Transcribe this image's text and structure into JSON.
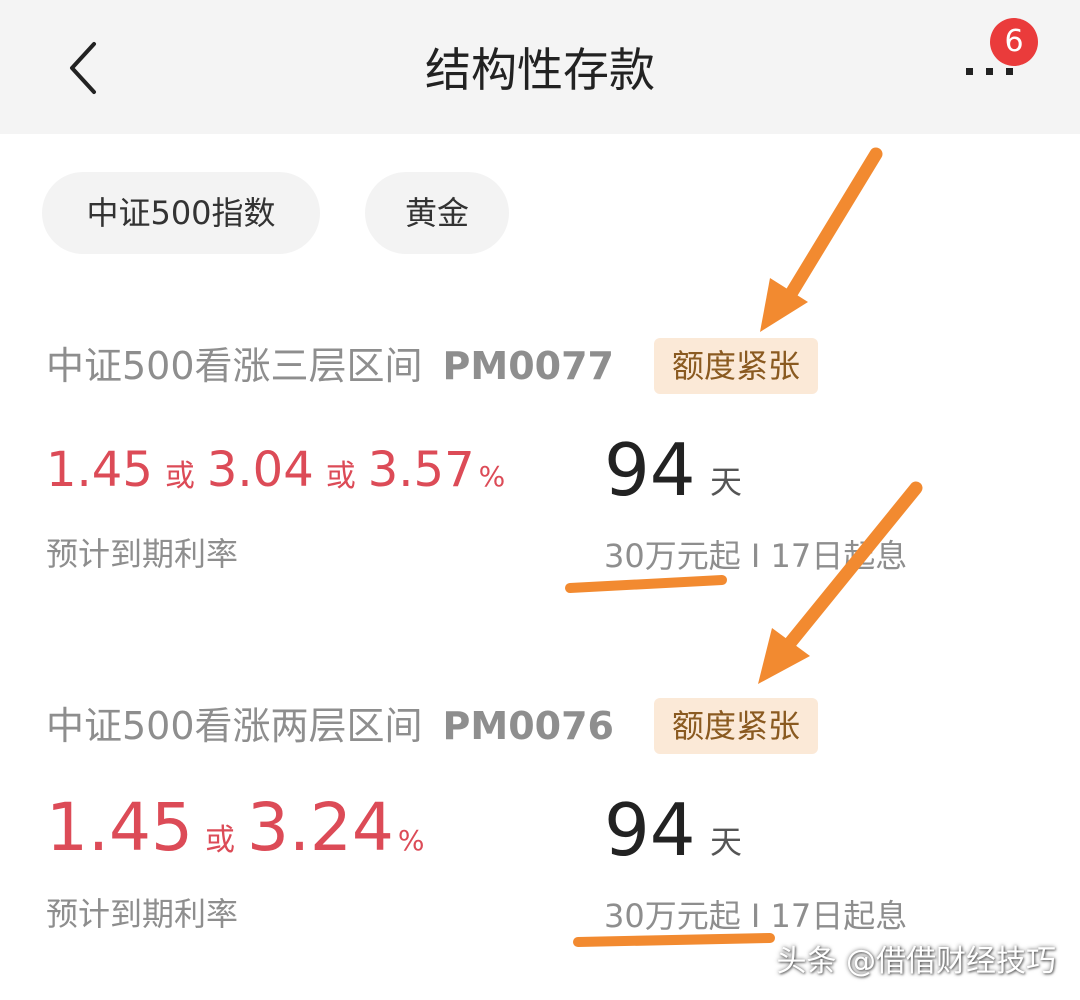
{
  "header": {
    "title": "结构性存款",
    "back_icon": "chevron-left-icon",
    "more_icon": "more-dots-icon",
    "badge_count": "6"
  },
  "filters": [
    {
      "label": "中证500指数"
    },
    {
      "label": "黄金"
    }
  ],
  "products": [
    {
      "name": "中证500看涨三层区间",
      "code": "PM0077",
      "tag": "额度紧张",
      "rates": [
        "1.45",
        "3.04",
        "3.57"
      ],
      "rate_separator": "或",
      "rate_unit": "%",
      "rate_label": "预计到期利率",
      "days": "94",
      "days_unit": "天",
      "minimum": "30万元起 I 17日起息"
    },
    {
      "name": "中证500看涨两层区间",
      "code": "PM0076",
      "tag": "额度紧张",
      "rates": [
        "1.45",
        "3.24"
      ],
      "rate_separator": "或",
      "rate_unit": "%",
      "rate_label": "预计到期利率",
      "days": "94",
      "days_unit": "天",
      "minimum": "30万元起 I 17日起息"
    }
  ],
  "watermark": "头条 @借借财经技巧",
  "colors": {
    "rate": "#dc4b57",
    "annotation": "#f28a30",
    "badge": "#ea3b3b",
    "tag_bg": "#fbe9d7",
    "tag_text": "#8a5a20"
  }
}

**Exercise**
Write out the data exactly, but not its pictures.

**Solution below**
Transcribe this image's text and structure into JSON.
{
  "header": {
    "title": "结构性存款",
    "back_icon": "chevron-left-icon",
    "more_icon": "more-dots-icon",
    "badge_count": "6"
  },
  "filters": [
    {
      "label": "中证500指数"
    },
    {
      "label": "黄金"
    }
  ],
  "products": [
    {
      "name": "中证500看涨三层区间",
      "code": "PM0077",
      "tag": "额度紧张",
      "rates": [
        "1.45",
        "3.04",
        "3.57"
      ],
      "rate_separator": "或",
      "rate_unit": "%",
      "rate_label": "预计到期利率",
      "days": "94",
      "days_unit": "天",
      "minimum": "30万元起 I 17日起息"
    },
    {
      "name": "中证500看涨两层区间",
      "code": "PM0076",
      "tag": "额度紧张",
      "rates": [
        "1.45",
        "3.24"
      ],
      "rate_separator": "或",
      "rate_unit": "%",
      "rate_label": "预计到期利率",
      "days": "94",
      "days_unit": "天",
      "minimum": "30万元起 I 17日起息"
    }
  ],
  "watermark": "头条 @借借财经技巧",
  "colors": {
    "rate": "#dc4b57",
    "annotation": "#f28a30",
    "badge": "#ea3b3b",
    "tag_bg": "#fbe9d7",
    "tag_text": "#8a5a20"
  }
}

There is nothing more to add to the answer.